- [TASK INSTRUCTIONS]
Please copy, exactly and with no pictures, only the lines from the one containing "Parse this screenshot: output" through the last line of the records.

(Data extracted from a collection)
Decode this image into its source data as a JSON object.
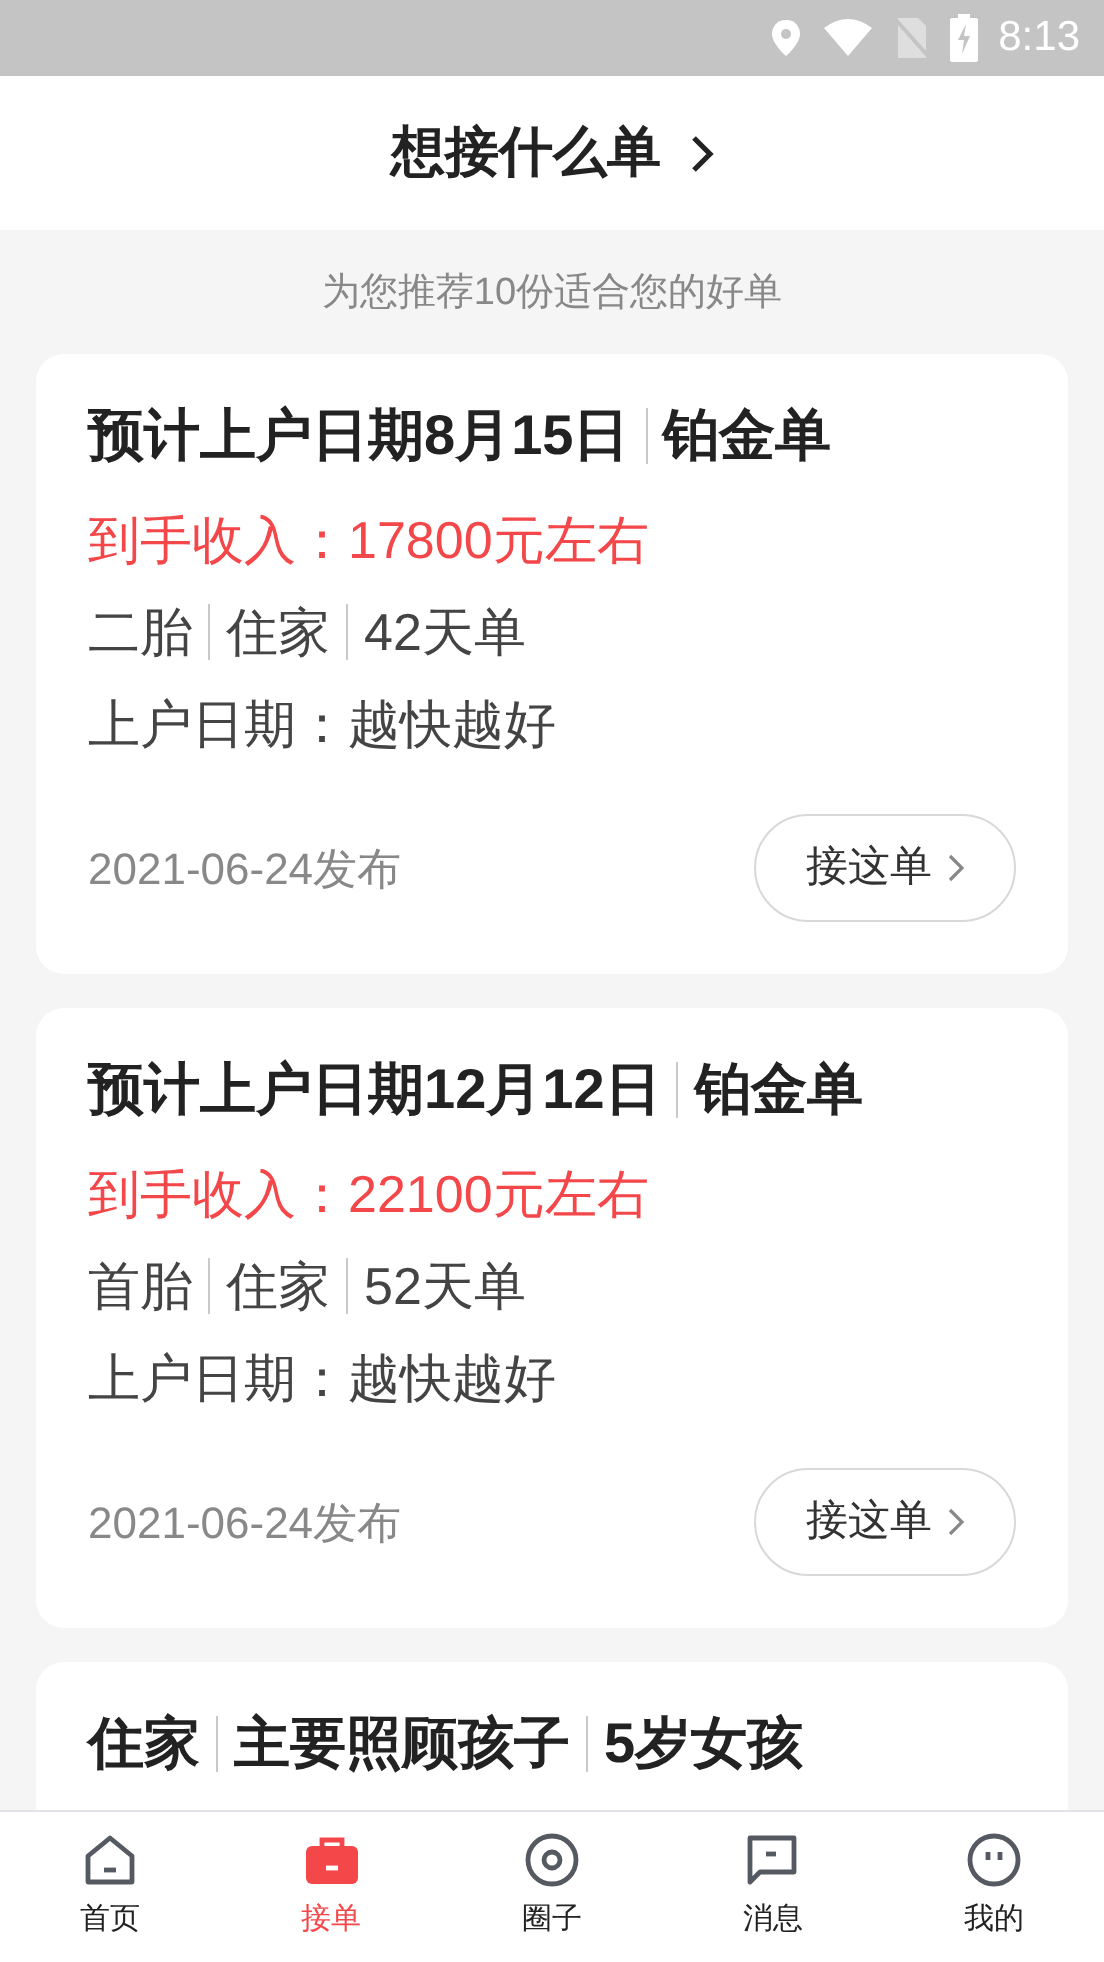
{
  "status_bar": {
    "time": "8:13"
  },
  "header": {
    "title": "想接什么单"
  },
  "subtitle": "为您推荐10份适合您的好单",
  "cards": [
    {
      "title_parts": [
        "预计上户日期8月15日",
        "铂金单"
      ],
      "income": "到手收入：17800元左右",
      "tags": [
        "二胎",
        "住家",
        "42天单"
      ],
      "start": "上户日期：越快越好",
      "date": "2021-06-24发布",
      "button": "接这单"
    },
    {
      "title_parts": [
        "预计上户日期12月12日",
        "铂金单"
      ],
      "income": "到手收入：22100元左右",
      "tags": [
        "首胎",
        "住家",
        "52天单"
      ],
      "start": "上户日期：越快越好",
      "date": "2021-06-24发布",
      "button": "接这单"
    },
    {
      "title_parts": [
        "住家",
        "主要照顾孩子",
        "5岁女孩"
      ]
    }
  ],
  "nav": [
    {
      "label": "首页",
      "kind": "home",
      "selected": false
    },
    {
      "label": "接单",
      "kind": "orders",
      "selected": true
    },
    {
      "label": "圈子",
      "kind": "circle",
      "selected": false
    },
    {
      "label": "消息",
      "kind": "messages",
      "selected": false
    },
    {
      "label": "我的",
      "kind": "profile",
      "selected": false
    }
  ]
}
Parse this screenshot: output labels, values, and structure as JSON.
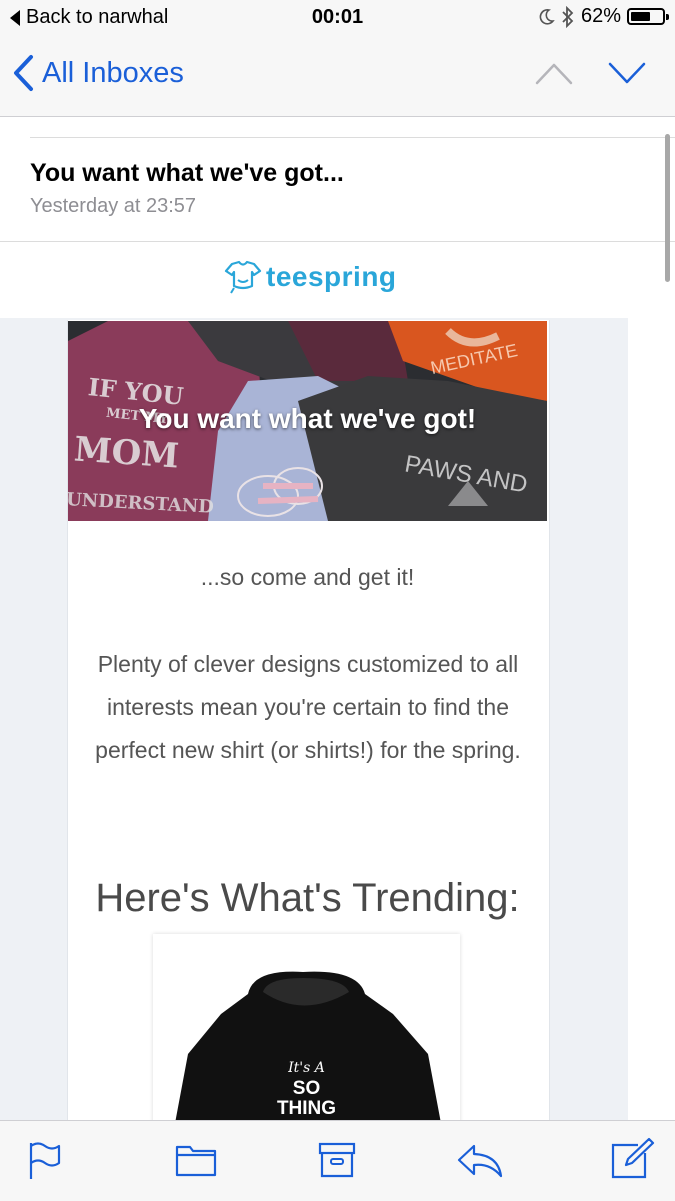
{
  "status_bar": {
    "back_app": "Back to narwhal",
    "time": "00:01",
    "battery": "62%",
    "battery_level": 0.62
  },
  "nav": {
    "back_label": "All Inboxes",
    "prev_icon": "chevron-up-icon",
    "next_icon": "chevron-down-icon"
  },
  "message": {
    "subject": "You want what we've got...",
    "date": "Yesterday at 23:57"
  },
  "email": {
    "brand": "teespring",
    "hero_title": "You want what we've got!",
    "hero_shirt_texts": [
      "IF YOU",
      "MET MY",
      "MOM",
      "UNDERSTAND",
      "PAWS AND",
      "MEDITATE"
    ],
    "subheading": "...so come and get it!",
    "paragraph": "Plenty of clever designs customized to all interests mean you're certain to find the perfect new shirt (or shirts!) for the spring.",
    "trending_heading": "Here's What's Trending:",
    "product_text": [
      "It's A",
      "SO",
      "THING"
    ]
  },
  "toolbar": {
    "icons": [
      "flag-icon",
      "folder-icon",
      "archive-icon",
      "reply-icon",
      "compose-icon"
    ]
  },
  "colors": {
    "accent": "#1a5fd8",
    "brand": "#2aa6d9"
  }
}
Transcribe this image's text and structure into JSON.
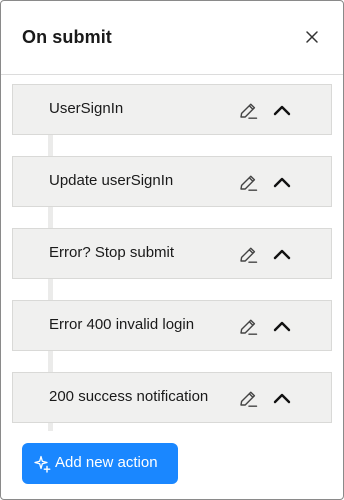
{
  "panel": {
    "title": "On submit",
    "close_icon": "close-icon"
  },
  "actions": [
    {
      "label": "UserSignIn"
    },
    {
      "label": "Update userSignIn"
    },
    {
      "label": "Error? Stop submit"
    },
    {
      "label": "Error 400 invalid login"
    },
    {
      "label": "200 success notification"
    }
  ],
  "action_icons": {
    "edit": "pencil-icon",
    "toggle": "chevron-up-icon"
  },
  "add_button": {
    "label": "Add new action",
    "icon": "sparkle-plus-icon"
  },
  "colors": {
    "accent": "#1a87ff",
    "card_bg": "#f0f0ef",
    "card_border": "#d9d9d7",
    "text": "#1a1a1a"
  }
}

- [ANSWER SPACE]
Parse this screenshot: output labels, values, and structure as JSON.
{
  "status_bar": {
    "back_app": "Back to narwhal",
    "time": "00:01",
    "battery": "62%",
    "battery_level": 0.62
  },
  "nav": {
    "back_label": "All Inboxes",
    "prev_icon": "chevron-up-icon",
    "next_icon": "chevron-down-icon"
  },
  "message": {
    "subject": "You want what we've got...",
    "date": "Yesterday at 23:57"
  },
  "email": {
    "brand": "teespring",
    "hero_title": "You want what we've got!",
    "hero_shirt_texts": [
      "IF YOU",
      "MET MY",
      "MOM",
      "UNDERSTAND",
      "PAWS AND",
      "MEDITATE"
    ],
    "subheading": "...so come and get it!",
    "paragraph": "Plenty of clever designs customized to all interests mean you're certain to find the perfect new shirt (or shirts!) for the spring.",
    "trending_heading": "Here's What's Trending:",
    "product_text": [
      "It's A",
      "SO",
      "THING"
    ]
  },
  "toolbar": {
    "icons": [
      "flag-icon",
      "folder-icon",
      "archive-icon",
      "reply-icon",
      "compose-icon"
    ]
  },
  "colors": {
    "accent": "#1a5fd8",
    "brand": "#2aa6d9"
  }
}
Transcribe this image's text and structure into JSON.
{
  "panel": {
    "title": "On submit",
    "close_icon": "close-icon"
  },
  "actions": [
    {
      "label": "UserSignIn"
    },
    {
      "label": "Update userSignIn"
    },
    {
      "label": "Error? Stop submit"
    },
    {
      "label": "Error 400 invalid login"
    },
    {
      "label": "200 success notification"
    }
  ],
  "action_icons": {
    "edit": "pencil-icon",
    "toggle": "chevron-up-icon"
  },
  "add_button": {
    "label": "Add new action",
    "icon": "sparkle-plus-icon"
  },
  "colors": {
    "accent": "#1a87ff",
    "card_bg": "#f0f0ef",
    "card_border": "#d9d9d7",
    "text": "#1a1a1a"
  }
}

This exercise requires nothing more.